• _What is being asked_
Extract exactly and only the lines from the one containing "Parse this screenshot: output" through the end of the entries below. Pictures should not appear in the copy.

• _Records supplied_
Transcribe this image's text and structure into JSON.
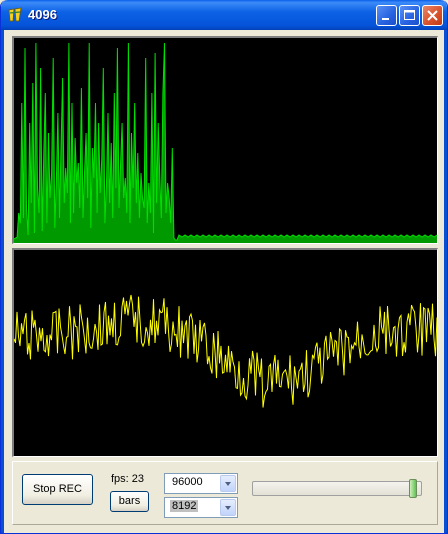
{
  "window": {
    "title": "4096",
    "icon": "app-icon-yellow-script",
    "controls": [
      "minimize-icon",
      "maximize-icon",
      "close-icon"
    ]
  },
  "spectrum": {
    "color": "#00E000",
    "bars": [
      4,
      5,
      6,
      30,
      20,
      140,
      25,
      195,
      35,
      8,
      120,
      40,
      160,
      10,
      200,
      55,
      30,
      175,
      12,
      90,
      150,
      20,
      110,
      45,
      70,
      185,
      15,
      60,
      130,
      25,
      95,
      165,
      40,
      75,
      50,
      200,
      20,
      140,
      30,
      105,
      60,
      80,
      35,
      155,
      25,
      70,
      110,
      45,
      200,
      15,
      95,
      65,
      140,
      30,
      120,
      50,
      85,
      175,
      20,
      60,
      130,
      40,
      100,
      25,
      150,
      55,
      195,
      35,
      80,
      120,
      45,
      65,
      30,
      200,
      20,
      110,
      55,
      140,
      40,
      90,
      25,
      70,
      45,
      35,
      185,
      20,
      60,
      30,
      150,
      10,
      190,
      40,
      120,
      65,
      25,
      150,
      200,
      30,
      60,
      45,
      20,
      95,
      5,
      3,
      3
    ],
    "flat_level": 6
  },
  "waveform": {
    "color": "#FFFF00",
    "seed": 4096
  },
  "controls": {
    "stop_rec_label": "Stop REC",
    "fps_label": "fps: 23",
    "bars_label": "bars",
    "sample_rate_value": "96000",
    "fft_size_value": "8192",
    "slider_value": 0.97
  }
}
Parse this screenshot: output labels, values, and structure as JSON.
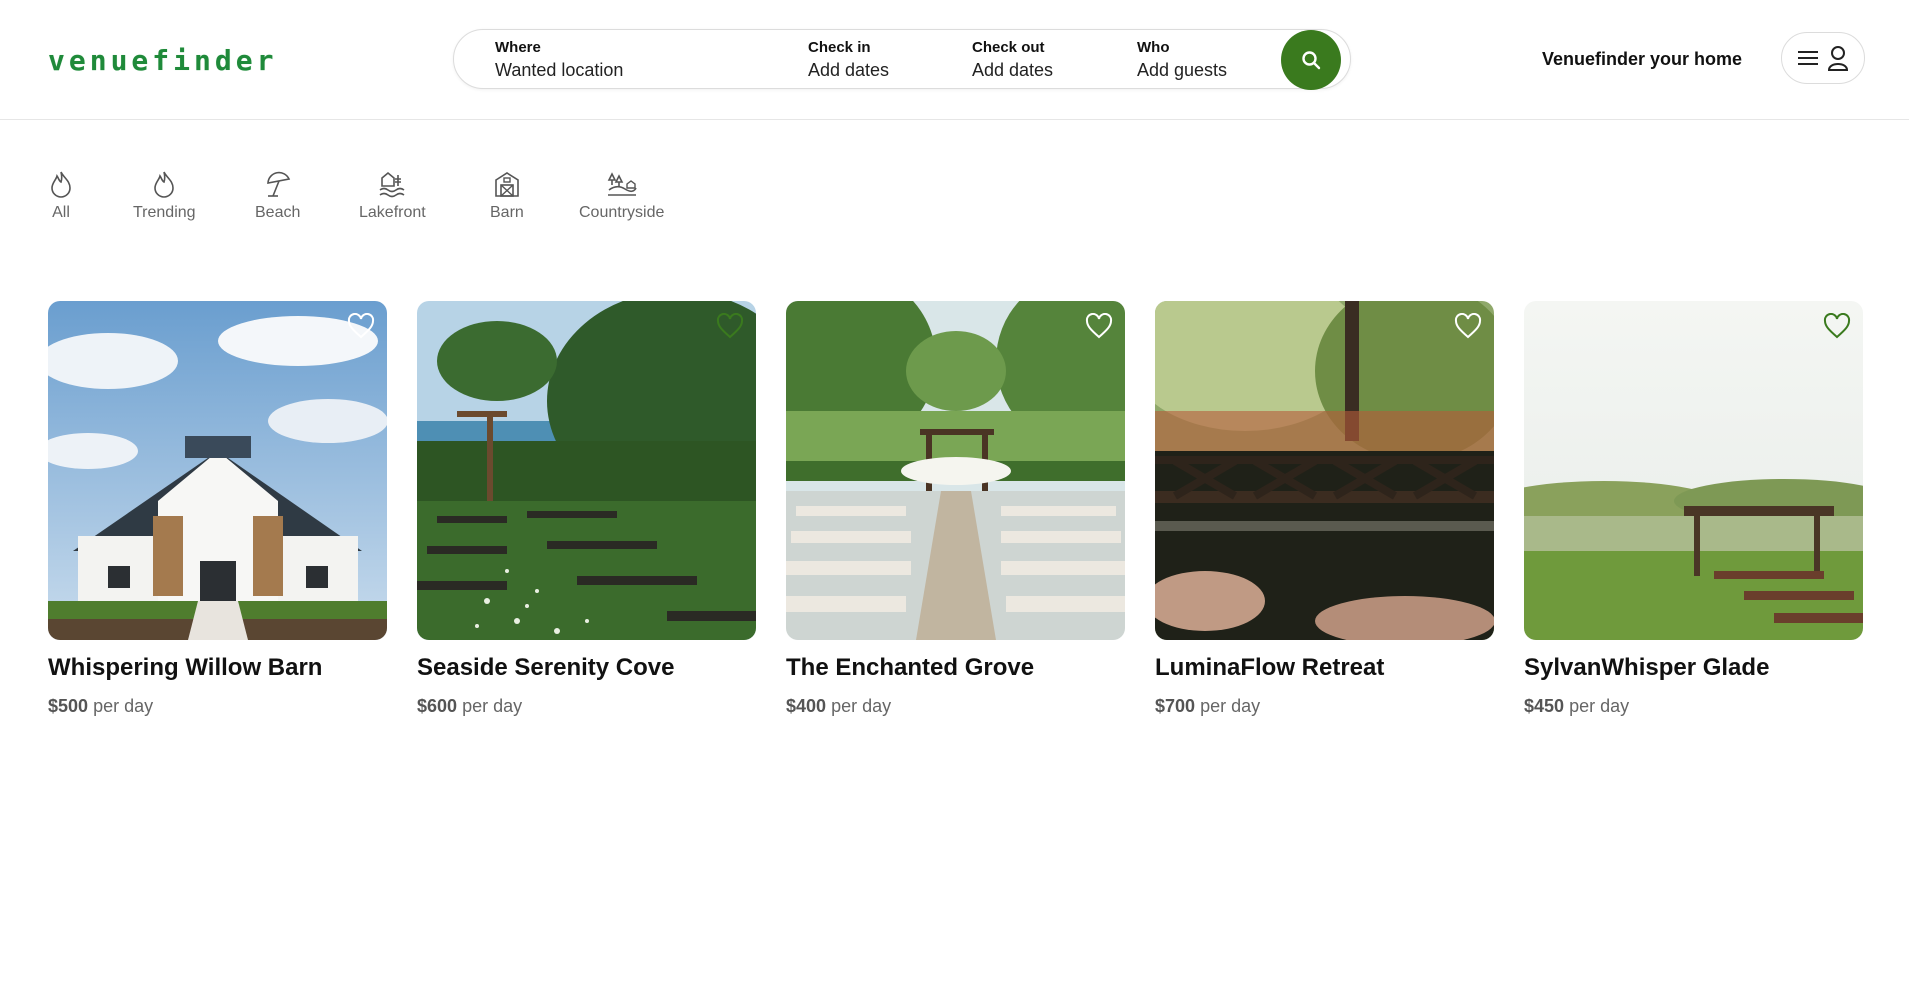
{
  "brand": {
    "logo_text": "venuefinder",
    "accent": "#3a7a1e"
  },
  "search": {
    "where_label": "Where",
    "where_value": "Wanted location",
    "checkin_label": "Check in",
    "checkin_value": "Add dates",
    "checkout_label": "Check out",
    "checkout_value": "Add dates",
    "who_label": "Who",
    "who_value": "Add guests",
    "button_icon": "search-icon"
  },
  "header": {
    "host_link": "Venuefinder your home",
    "menu_icon": "hamburger-icon",
    "user_icon": "user-icon"
  },
  "categories": [
    {
      "label": "All",
      "icon": "flame-icon"
    },
    {
      "label": "Trending",
      "icon": "flame-icon"
    },
    {
      "label": "Beach",
      "icon": "umbrella-icon"
    },
    {
      "label": "Lakefront",
      "icon": "lakefront-icon"
    },
    {
      "label": "Barn",
      "icon": "barn-icon"
    },
    {
      "label": "Countryside",
      "icon": "countryside-icon"
    }
  ],
  "listings": [
    {
      "title": "Whispering Willow Barn",
      "price": "$500",
      "unit": "per day",
      "favorited": false
    },
    {
      "title": "Seaside Serenity Cove",
      "price": "$600",
      "unit": "per day",
      "favorited": true
    },
    {
      "title": "The Enchanted Grove",
      "price": "$400",
      "unit": "per day",
      "favorited": false
    },
    {
      "title": "LuminaFlow Retreat",
      "price": "$700",
      "unit": "per day",
      "favorited": false
    },
    {
      "title": "SylvanWhisper Glade",
      "price": "$450",
      "unit": "per day",
      "favorited": true
    }
  ]
}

• _Your solution_
Parse this screenshot: output labels, values, and structure as JSON.
{
  "brand": {
    "logo_text": "venuefinder",
    "accent": "#3a7a1e"
  },
  "search": {
    "where_label": "Where",
    "where_value": "Wanted location",
    "checkin_label": "Check in",
    "checkin_value": "Add dates",
    "checkout_label": "Check out",
    "checkout_value": "Add dates",
    "who_label": "Who",
    "who_value": "Add guests",
    "button_icon": "search-icon"
  },
  "header": {
    "host_link": "Venuefinder your home",
    "menu_icon": "hamburger-icon",
    "user_icon": "user-icon"
  },
  "categories": [
    {
      "label": "All",
      "icon": "flame-icon"
    },
    {
      "label": "Trending",
      "icon": "flame-icon"
    },
    {
      "label": "Beach",
      "icon": "umbrella-icon"
    },
    {
      "label": "Lakefront",
      "icon": "lakefront-icon"
    },
    {
      "label": "Barn",
      "icon": "barn-icon"
    },
    {
      "label": "Countryside",
      "icon": "countryside-icon"
    }
  ],
  "listings": [
    {
      "title": "Whispering Willow Barn",
      "price": "$500",
      "unit": "per day",
      "favorited": false
    },
    {
      "title": "Seaside Serenity Cove",
      "price": "$600",
      "unit": "per day",
      "favorited": true
    },
    {
      "title": "The Enchanted Grove",
      "price": "$400",
      "unit": "per day",
      "favorited": false
    },
    {
      "title": "LuminaFlow Retreat",
      "price": "$700",
      "unit": "per day",
      "favorited": false
    },
    {
      "title": "SylvanWhisper Glade",
      "price": "$450",
      "unit": "per day",
      "favorited": true
    }
  ]
}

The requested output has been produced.